### Task instructions
Out of the entries that follow, copy each line containing "logo".

◇ ◇ ◇

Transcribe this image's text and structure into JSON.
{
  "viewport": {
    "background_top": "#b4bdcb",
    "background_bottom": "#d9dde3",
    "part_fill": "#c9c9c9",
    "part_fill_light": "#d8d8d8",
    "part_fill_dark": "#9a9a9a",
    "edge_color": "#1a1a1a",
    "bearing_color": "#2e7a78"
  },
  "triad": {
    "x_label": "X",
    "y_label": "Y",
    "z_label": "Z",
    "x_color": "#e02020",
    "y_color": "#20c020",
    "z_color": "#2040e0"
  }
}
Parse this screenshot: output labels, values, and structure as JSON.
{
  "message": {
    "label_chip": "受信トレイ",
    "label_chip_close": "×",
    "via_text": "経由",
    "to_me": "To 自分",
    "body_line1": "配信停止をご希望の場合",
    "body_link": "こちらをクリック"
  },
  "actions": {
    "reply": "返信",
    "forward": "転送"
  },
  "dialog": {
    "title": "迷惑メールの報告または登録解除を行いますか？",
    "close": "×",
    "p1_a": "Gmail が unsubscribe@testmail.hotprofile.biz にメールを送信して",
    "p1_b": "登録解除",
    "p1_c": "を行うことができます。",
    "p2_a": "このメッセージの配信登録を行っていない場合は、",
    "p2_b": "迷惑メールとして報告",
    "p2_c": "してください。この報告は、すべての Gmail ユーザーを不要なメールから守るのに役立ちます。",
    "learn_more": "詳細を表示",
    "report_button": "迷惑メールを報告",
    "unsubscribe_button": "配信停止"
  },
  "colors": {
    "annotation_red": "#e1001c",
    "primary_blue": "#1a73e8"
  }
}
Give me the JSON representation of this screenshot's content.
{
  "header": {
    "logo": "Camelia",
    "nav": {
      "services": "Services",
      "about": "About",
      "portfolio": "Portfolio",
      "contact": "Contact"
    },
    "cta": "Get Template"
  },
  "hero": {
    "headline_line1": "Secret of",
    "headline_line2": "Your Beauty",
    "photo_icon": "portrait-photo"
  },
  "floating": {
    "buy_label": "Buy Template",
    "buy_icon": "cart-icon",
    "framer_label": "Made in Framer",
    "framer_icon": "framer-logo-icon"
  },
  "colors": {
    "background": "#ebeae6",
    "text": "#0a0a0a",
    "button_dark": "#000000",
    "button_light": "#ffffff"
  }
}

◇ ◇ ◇

### Task solution
    "logo": "Camelia",
    "framer_icon": "framer-logo-icon"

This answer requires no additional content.